*AIM OF THE TASK:*
No record may be left out; print them all verbatim.

⁂

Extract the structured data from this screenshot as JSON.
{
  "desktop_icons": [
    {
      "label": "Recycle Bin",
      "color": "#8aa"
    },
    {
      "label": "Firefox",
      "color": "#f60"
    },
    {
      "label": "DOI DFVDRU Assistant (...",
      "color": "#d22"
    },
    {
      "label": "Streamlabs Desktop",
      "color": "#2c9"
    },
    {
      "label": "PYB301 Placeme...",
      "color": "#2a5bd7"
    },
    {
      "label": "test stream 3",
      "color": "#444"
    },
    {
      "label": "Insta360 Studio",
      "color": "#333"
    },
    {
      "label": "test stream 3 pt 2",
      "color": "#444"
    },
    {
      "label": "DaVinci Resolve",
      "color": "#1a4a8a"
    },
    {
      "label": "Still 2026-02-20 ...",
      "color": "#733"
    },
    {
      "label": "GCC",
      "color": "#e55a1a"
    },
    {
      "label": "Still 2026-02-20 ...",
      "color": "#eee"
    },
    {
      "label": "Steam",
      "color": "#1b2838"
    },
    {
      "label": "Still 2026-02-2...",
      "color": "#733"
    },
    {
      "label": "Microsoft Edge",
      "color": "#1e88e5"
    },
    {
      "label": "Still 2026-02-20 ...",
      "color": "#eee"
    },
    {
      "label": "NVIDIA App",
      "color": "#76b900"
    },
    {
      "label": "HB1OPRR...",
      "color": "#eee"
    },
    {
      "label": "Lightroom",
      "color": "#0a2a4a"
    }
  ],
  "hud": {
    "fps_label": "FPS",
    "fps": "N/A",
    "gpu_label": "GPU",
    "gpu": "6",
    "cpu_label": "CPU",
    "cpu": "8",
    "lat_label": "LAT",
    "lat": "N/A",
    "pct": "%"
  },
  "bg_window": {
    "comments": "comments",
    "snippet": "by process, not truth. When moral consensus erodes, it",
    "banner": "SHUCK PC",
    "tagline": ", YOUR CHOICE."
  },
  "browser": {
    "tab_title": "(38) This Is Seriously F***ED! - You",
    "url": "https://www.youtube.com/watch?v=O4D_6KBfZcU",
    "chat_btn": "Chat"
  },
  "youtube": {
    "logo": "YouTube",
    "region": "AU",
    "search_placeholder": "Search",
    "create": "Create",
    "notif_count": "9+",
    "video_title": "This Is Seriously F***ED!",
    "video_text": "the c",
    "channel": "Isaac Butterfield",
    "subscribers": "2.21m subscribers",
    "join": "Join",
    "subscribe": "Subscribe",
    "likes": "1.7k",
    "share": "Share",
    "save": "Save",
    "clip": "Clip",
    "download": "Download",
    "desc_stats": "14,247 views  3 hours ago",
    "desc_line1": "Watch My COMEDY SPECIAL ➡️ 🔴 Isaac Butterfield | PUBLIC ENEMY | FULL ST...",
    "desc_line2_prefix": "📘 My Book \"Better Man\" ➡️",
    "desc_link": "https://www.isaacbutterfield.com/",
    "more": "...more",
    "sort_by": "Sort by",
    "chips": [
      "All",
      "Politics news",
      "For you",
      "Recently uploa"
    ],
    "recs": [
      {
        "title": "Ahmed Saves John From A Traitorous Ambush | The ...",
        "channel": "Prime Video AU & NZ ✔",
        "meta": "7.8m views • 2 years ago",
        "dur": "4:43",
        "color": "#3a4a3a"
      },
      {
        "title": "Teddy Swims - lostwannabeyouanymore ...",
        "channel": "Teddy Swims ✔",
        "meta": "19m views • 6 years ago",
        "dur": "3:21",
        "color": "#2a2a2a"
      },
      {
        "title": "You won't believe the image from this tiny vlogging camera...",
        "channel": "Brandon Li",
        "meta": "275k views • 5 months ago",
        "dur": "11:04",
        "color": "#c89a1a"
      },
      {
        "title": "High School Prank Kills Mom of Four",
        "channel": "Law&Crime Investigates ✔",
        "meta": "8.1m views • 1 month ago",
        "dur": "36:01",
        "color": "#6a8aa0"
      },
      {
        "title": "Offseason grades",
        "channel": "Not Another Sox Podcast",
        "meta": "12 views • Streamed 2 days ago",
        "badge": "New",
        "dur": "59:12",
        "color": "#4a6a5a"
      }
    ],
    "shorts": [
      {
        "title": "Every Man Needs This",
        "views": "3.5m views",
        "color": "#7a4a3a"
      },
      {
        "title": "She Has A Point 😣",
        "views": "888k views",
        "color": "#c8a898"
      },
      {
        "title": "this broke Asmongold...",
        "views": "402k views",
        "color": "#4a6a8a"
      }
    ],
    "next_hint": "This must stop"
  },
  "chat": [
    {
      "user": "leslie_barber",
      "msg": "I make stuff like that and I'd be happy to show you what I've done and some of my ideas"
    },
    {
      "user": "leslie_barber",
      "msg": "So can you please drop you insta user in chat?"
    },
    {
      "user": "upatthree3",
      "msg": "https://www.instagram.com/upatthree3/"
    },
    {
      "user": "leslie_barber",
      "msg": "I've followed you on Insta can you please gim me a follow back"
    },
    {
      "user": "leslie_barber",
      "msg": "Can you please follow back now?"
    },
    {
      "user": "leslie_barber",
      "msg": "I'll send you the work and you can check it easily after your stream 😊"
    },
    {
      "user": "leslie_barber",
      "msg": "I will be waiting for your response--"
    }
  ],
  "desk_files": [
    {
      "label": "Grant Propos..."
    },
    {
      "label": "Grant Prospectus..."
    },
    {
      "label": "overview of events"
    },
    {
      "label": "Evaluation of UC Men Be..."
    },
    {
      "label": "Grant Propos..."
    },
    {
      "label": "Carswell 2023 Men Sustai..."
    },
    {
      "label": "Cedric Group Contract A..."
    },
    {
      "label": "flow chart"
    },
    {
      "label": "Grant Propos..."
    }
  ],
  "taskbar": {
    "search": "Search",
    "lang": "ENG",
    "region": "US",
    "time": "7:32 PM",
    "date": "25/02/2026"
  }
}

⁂

*RESPONSE FOR THIS EXERCISE:*
Extract the structured data from this screenshot as JSON.
{
  "desktop_icons": [
    {
      "label": "Recycle Bin",
      "color": "#8aa"
    },
    {
      "label": "Firefox",
      "color": "#f60"
    },
    {
      "label": "DOI DFVDRU Assistant (...",
      "color": "#d22"
    },
    {
      "label": "Streamlabs Desktop",
      "color": "#2c9"
    },
    {
      "label": "PYB301 Placeme...",
      "color": "#2a5bd7"
    },
    {
      "label": "test stream 3",
      "color": "#444"
    },
    {
      "label": "Insta360 Studio",
      "color": "#333"
    },
    {
      "label": "test stream 3 pt 2",
      "color": "#444"
    },
    {
      "label": "DaVinci Resolve",
      "color": "#1a4a8a"
    },
    {
      "label": "Still 2026-02-20 ...",
      "color": "#733"
    },
    {
      "label": "GCC",
      "color": "#e55a1a"
    },
    {
      "label": "Still 2026-02-20 ...",
      "color": "#eee"
    },
    {
      "label": "Steam",
      "color": "#1b2838"
    },
    {
      "label": "Still 2026-02-2...",
      "color": "#733"
    },
    {
      "label": "Microsoft Edge",
      "color": "#1e88e5"
    },
    {
      "label": "Still 2026-02-20 ...",
      "color": "#eee"
    },
    {
      "label": "NVIDIA App",
      "color": "#76b900"
    },
    {
      "label": "HB1OPRR...",
      "color": "#eee"
    },
    {
      "label": "Lightroom",
      "color": "#0a2a4a"
    }
  ],
  "hud": {
    "fps_label": "FPS",
    "fps": "N/A",
    "gpu_label": "GPU",
    "gpu": "6",
    "cpu_label": "CPU",
    "cpu": "8",
    "lat_label": "LAT",
    "lat": "N/A",
    "pct": "%"
  },
  "bg_window": {
    "comments": "comments",
    "snippet": "by process, not truth. When moral consensus erodes, it",
    "banner": "SHUCK PC",
    "tagline": ", YOUR CHOICE."
  },
  "browser": {
    "tab_title": "(38) This Is Seriously F***ED! - You",
    "url": "https://www.youtube.com/watch?v=O4D_6KBfZcU",
    "chat_btn": "Chat"
  },
  "youtube": {
    "logo": "YouTube",
    "region": "AU",
    "search_placeholder": "Search",
    "create": "Create",
    "notif_count": "9+",
    "video_title": "This Is Seriously F***ED!",
    "video_text": "the c",
    "channel": "Isaac Butterfield",
    "subscribers": "2.21m subscribers",
    "join": "Join",
    "subscribe": "Subscribe",
    "likes": "1.7k",
    "share": "Share",
    "save": "Save",
    "clip": "Clip",
    "download": "Download",
    "desc_stats": "14,247 views  3 hours ago",
    "desc_line1": "Watch My COMEDY SPECIAL ➡️ 🔴 Isaac Butterfield | PUBLIC ENEMY | FULL ST...",
    "desc_line2_prefix": "📘 My Book \"Better Man\" ➡️",
    "desc_link": "https://www.isaacbutterfield.com/",
    "more": "...more",
    "sort_by": "Sort by",
    "chips": [
      "All",
      "Politics news",
      "For you",
      "Recently uploa"
    ],
    "recs": [
      {
        "title": "Ahmed Saves John From A Traitorous Ambush | The ...",
        "channel": "Prime Video AU & NZ ✔",
        "meta": "7.8m views • 2 years ago",
        "dur": "4:43",
        "color": "#3a4a3a"
      },
      {
        "title": "Teddy Swims - lostwannabeyouanymore ...",
        "channel": "Teddy Swims ✔",
        "meta": "19m views • 6 years ago",
        "dur": "3:21",
        "color": "#2a2a2a"
      },
      {
        "title": "You won't believe the image from this tiny vlogging camera...",
        "channel": "Brandon Li",
        "meta": "275k views • 5 months ago",
        "dur": "11:04",
        "color": "#c89a1a"
      },
      {
        "title": "High School Prank Kills Mom of Four",
        "channel": "Law&Crime Investigates ✔",
        "meta": "8.1m views • 1 month ago",
        "dur": "36:01",
        "color": "#6a8aa0"
      },
      {
        "title": "Offseason grades",
        "channel": "Not Another Sox Podcast",
        "meta": "12 views • Streamed 2 days ago",
        "badge": "New",
        "dur": "59:12",
        "color": "#4a6a5a"
      }
    ],
    "shorts": [
      {
        "title": "Every Man Needs This",
        "views": "3.5m views",
        "color": "#7a4a3a"
      },
      {
        "title": "She Has A Point 😣",
        "views": "888k views",
        "color": "#c8a898"
      },
      {
        "title": "this broke Asmongold...",
        "views": "402k views",
        "color": "#4a6a8a"
      }
    ],
    "next_hint": "This must stop"
  },
  "chat": [
    {
      "user": "leslie_barber",
      "msg": "I make stuff like that and I'd be happy to show you what I've done and some of my ideas"
    },
    {
      "user": "leslie_barber",
      "msg": "So can you please drop you insta user in chat?"
    },
    {
      "user": "upatthree3",
      "msg": "https://www.instagram.com/upatthree3/"
    },
    {
      "user": "leslie_barber",
      "msg": "I've followed you on Insta can you please gim me a follow back"
    },
    {
      "user": "leslie_barber",
      "msg": "Can you please follow back now?"
    },
    {
      "user": "leslie_barber",
      "msg": "I'll send you the work and you can check it easily after your stream 😊"
    },
    {
      "user": "leslie_barber",
      "msg": "I will be waiting for your response--"
    }
  ],
  "desk_files": [
    {
      "label": "Grant Propos..."
    },
    {
      "label": "Grant Prospectus..."
    },
    {
      "label": "overview of events"
    },
    {
      "label": "Evaluation of UC Men Be..."
    },
    {
      "label": "Grant Propos..."
    },
    {
      "label": "Carswell 2023 Men Sustai..."
    },
    {
      "label": "Cedric Group Contract A..."
    },
    {
      "label": "flow chart"
    },
    {
      "label": "Grant Propos..."
    }
  ],
  "taskbar": {
    "search": "Search",
    "lang": "ENG",
    "region": "US",
    "time": "7:32 PM",
    "date": "25/02/2026"
  }
}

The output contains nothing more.